**Data to process**

Content starts

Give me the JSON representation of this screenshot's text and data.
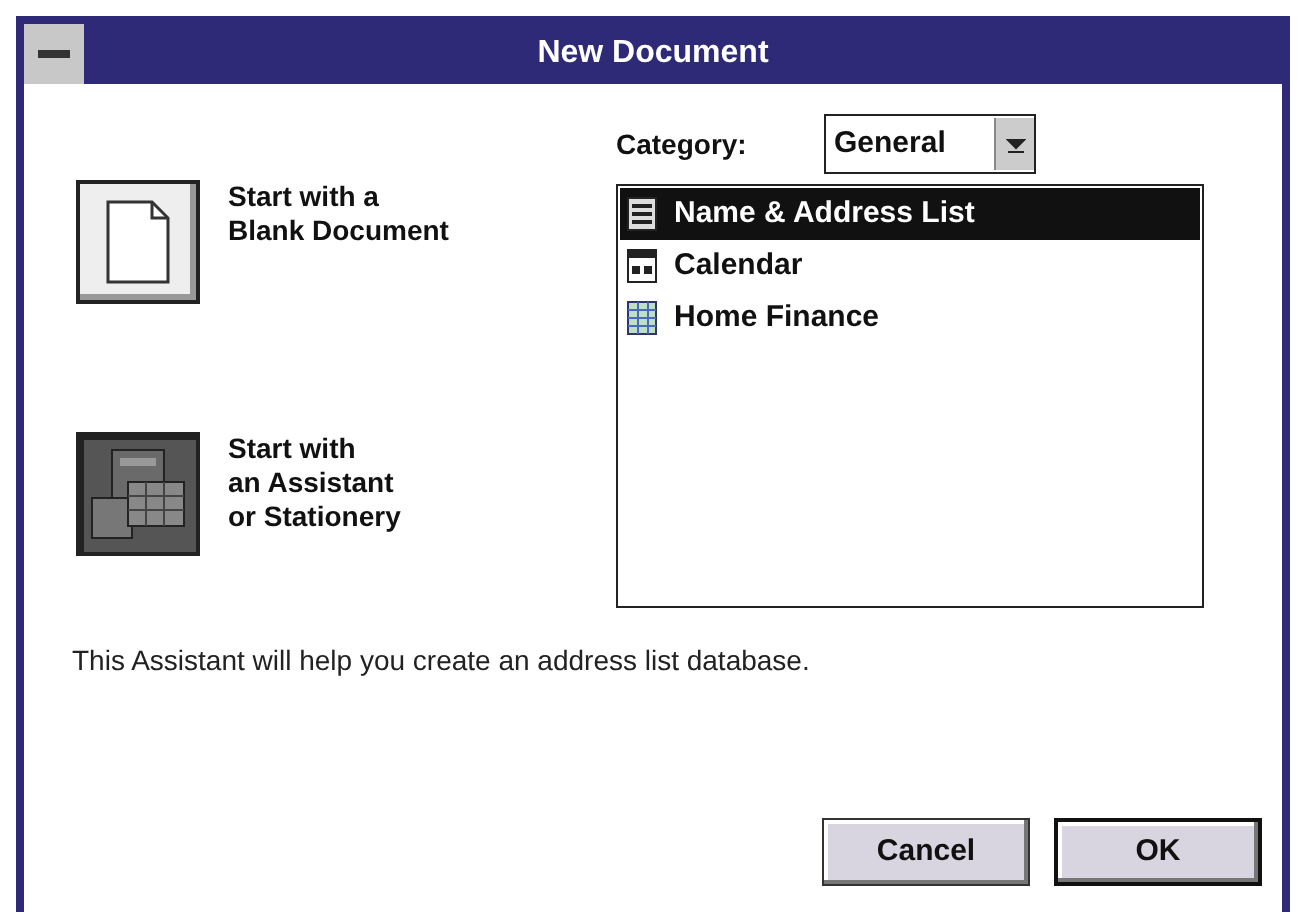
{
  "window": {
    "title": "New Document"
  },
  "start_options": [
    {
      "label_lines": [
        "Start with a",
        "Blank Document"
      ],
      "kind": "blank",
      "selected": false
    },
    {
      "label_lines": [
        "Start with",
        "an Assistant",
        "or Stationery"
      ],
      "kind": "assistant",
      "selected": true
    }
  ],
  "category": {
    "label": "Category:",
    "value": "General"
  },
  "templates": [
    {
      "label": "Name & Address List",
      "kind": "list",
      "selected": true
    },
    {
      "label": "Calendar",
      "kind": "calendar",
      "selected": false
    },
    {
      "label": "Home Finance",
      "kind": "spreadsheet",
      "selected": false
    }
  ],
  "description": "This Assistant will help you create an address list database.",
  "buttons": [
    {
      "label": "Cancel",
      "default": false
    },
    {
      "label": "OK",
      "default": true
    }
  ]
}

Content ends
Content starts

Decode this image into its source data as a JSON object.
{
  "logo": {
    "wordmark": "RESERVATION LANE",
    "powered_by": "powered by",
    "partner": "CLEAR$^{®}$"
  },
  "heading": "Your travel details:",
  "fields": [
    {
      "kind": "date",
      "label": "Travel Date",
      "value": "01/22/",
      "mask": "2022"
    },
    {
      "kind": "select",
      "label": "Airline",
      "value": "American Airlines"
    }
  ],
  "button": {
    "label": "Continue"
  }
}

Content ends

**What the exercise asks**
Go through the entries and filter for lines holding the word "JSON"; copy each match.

**Solution for this task**
Give me the JSON representation of this screenshot's text and data.
Decode this image into its source data as a JSON object.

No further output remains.